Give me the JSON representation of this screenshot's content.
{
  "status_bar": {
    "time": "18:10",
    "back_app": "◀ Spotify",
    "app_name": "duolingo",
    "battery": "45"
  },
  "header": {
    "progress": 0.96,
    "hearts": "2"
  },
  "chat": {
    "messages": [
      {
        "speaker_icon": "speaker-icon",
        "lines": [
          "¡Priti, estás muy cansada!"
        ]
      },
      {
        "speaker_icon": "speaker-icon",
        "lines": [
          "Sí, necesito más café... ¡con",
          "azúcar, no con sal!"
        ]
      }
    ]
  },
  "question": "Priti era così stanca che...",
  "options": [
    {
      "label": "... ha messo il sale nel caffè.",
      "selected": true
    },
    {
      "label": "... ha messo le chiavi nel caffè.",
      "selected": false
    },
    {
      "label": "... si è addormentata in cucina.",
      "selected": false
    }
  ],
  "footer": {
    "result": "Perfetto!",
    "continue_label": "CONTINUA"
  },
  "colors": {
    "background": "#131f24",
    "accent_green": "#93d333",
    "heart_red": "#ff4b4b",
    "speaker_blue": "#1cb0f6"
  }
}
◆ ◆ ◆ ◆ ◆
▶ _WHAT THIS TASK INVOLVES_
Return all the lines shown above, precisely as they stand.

▶ _EXERCISE OUTPUT_
Give me the JSON representation of this screenshot's content.
{
  "status_bar": {
    "time": "18:10",
    "back_app": "◀ Spotify",
    "app_name": "duolingo",
    "battery": "45"
  },
  "header": {
    "progress": 0.96,
    "hearts": "2"
  },
  "chat": {
    "messages": [
      {
        "speaker_icon": "speaker-icon",
        "lines": [
          "¡Priti, estás muy cansada!"
        ]
      },
      {
        "speaker_icon": "speaker-icon",
        "lines": [
          "Sí, necesito más café... ¡con",
          "azúcar, no con sal!"
        ]
      }
    ]
  },
  "question": "Priti era così stanca che...",
  "options": [
    {
      "label": "... ha messo il sale nel caffè.",
      "selected": true
    },
    {
      "label": "... ha messo le chiavi nel caffè.",
      "selected": false
    },
    {
      "label": "... si è addormentata in cucina.",
      "selected": false
    }
  ],
  "footer": {
    "result": "Perfetto!",
    "continue_label": "CONTINUA"
  },
  "colors": {
    "background": "#131f24",
    "accent_green": "#93d333",
    "heart_red": "#ff4b4b",
    "speaker_blue": "#1cb0f6"
  }
}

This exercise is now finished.